Exercise: Retype the listing exactly. Leave out the images.

Information given:
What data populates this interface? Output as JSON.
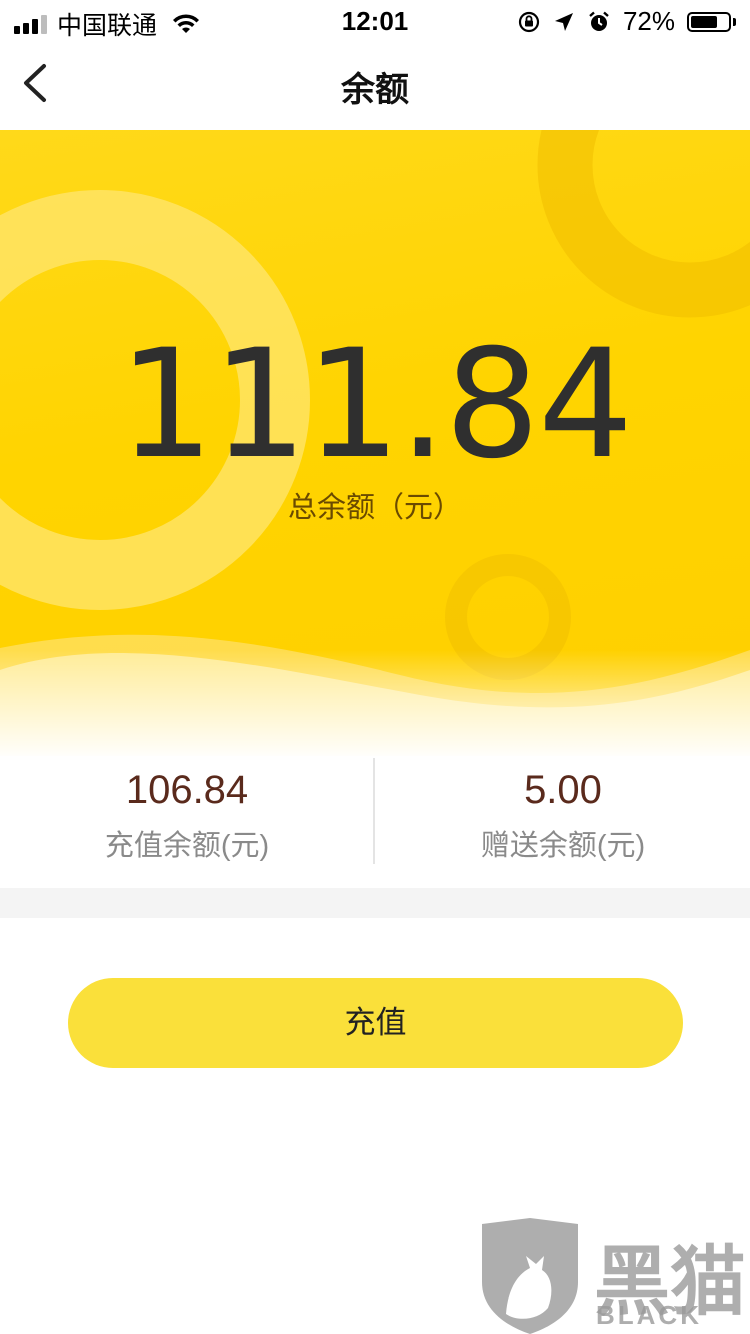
{
  "status_bar": {
    "carrier": "中国联通",
    "time": "12:01",
    "battery_percent": "72%",
    "battery_level": 0.72,
    "icons": [
      "signal-icon",
      "wifi-icon",
      "orientation-lock-icon",
      "location-icon",
      "alarm-icon",
      "battery-icon"
    ]
  },
  "nav": {
    "title": "余额",
    "back_icon": "chevron-left-icon"
  },
  "balance": {
    "total": "111.84",
    "total_label": "总余额（元）",
    "recharge_amount": "106.84",
    "recharge_label": "充值余额(元)",
    "bonus_amount": "5.00",
    "bonus_label": "赠送余额(元)"
  },
  "actions": {
    "recharge_button": "充值"
  },
  "watermark": {
    "cn": "黑猫",
    "en": "BLACK CAT"
  },
  "colors": {
    "hero_yellow": "#ffd400",
    "button_yellow": "#fae03a",
    "amount_brown": "#5a2a1c",
    "label_gray": "#8a8a8a"
  }
}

Answer below:
What data populates this interface? Output as JSON.
{
  "status_bar": {
    "carrier": "中国联通",
    "time": "12:01",
    "battery_percent": "72%",
    "battery_level": 0.72,
    "icons": [
      "signal-icon",
      "wifi-icon",
      "orientation-lock-icon",
      "location-icon",
      "alarm-icon",
      "battery-icon"
    ]
  },
  "nav": {
    "title": "余额",
    "back_icon": "chevron-left-icon"
  },
  "balance": {
    "total": "111.84",
    "total_label": "总余额（元）",
    "recharge_amount": "106.84",
    "recharge_label": "充值余额(元)",
    "bonus_amount": "5.00",
    "bonus_label": "赠送余额(元)"
  },
  "actions": {
    "recharge_button": "充值"
  },
  "watermark": {
    "cn": "黑猫",
    "en": "BLACK CAT"
  },
  "colors": {
    "hero_yellow": "#ffd400",
    "button_yellow": "#fae03a",
    "amount_brown": "#5a2a1c",
    "label_gray": "#8a8a8a"
  }
}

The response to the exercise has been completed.